You also do lots of public engagement and science communication work through podcasts, TV and public talks. Why do you think that this is important for scientists to engage in?

I believe that everyone can be excited by science, but often it isn't taught in an engaging way. As scientists, we are lucky to be at the forefront of discovery about how the human body and the world works. Most of the time, this is funded by tax-payers money, therefore it is our duty to communicate our findings to the world. I think it is also important to engage people in science to help them understand how impactful it is on their lives and how it can make the world a better place. The COVID pandemic has shown us the critical importance of science for human health and I believe that the public have a greater appreciation for scientists now. If we can harness that enthusiasm for science to other areas of human disease, climate change and other major global challenges, we will be able to speed up our ability to confront those challenges. I enjoy communicating my science with the public and have done this through TV/radio, social media, public talks and recently with a podcast ( where I interview some of the world's leading researchers in the field of the human microbiome.
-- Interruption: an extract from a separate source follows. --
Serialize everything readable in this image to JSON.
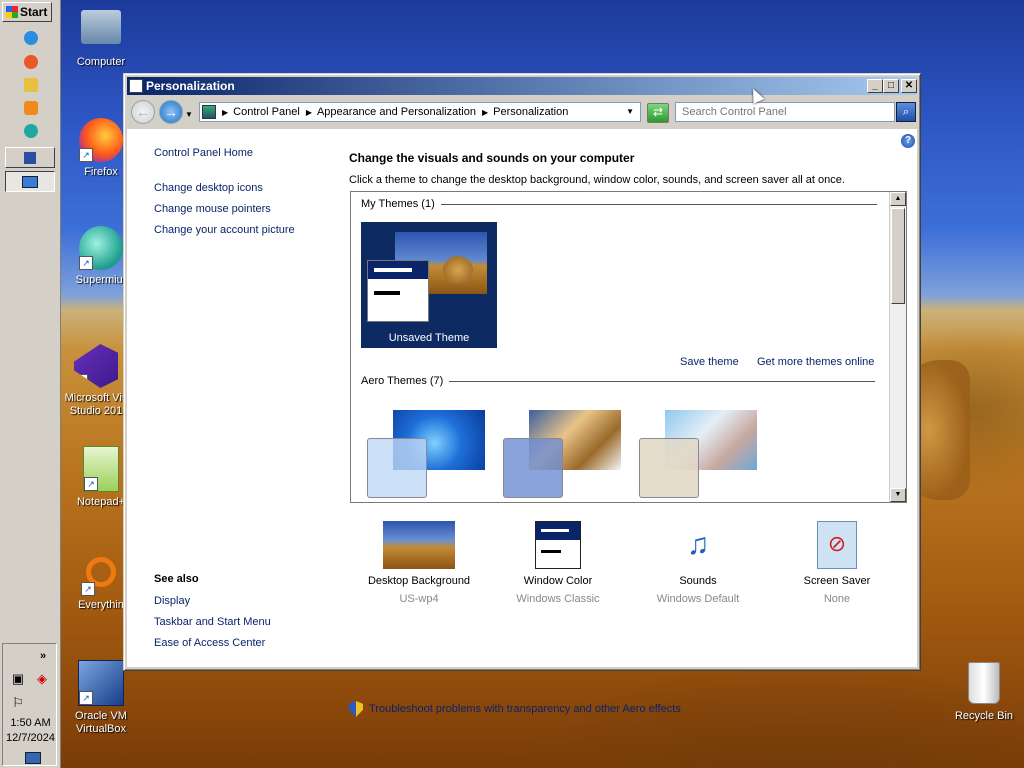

What made you want to specialise in this area, and what advice would you give to students wishing to follow in your footsteps?
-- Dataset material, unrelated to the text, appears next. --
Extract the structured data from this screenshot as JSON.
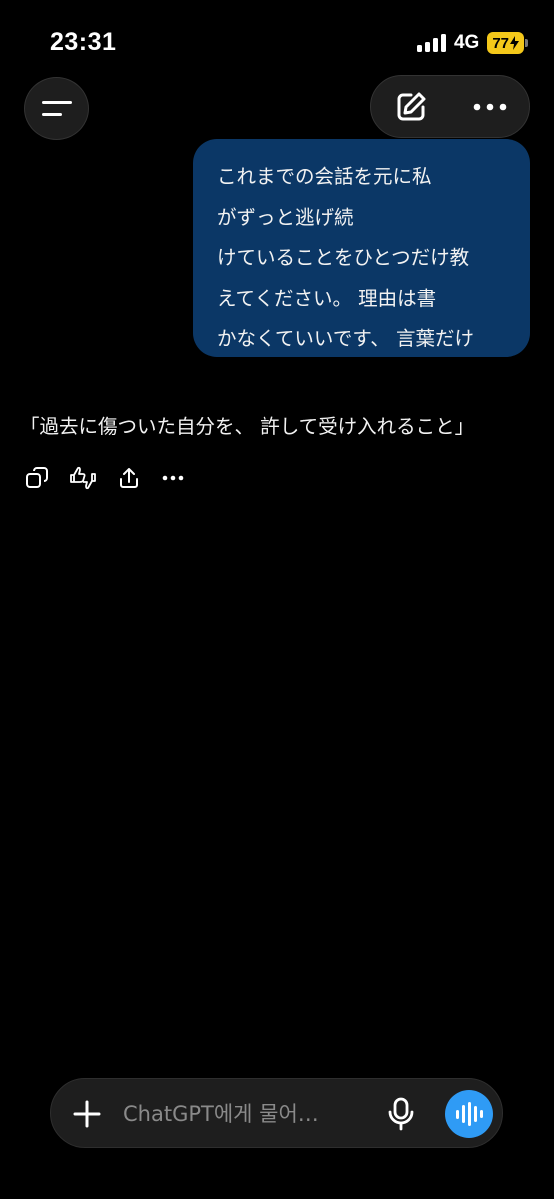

I was always interested in food and studied Human Nutrition as an undergraduate degree. I was fascinated by how different nutrients affect the human body to either contribute to or prevent human disease. I began a PhD and was lucky enought to be based in a research institute (APC Microbiome Ireland, University College Cork) whom had experts in the gut microbiome just as the field was gaining traction. To be honest, I wasn't interested in microbes at the beginning of my PhD but begun to understand their importance in human physiology and nutrition and began to investigate it further in my research. I have been riding the microbiome wave ever since and am lucky to be conducting some exciting research at a time when my research field is in the interests of the public and other scientists. My advice for students is to confront the scientific/career challenges that scare you. I was apprehensive about conducting a PhD, about learning new laboratory techniques or emailing well-known scientists for advice. However, pushing past these fears is the best way to learn and gain new experiences that will stand to you through the rest of your life and career and this often results in exciting new opportunities.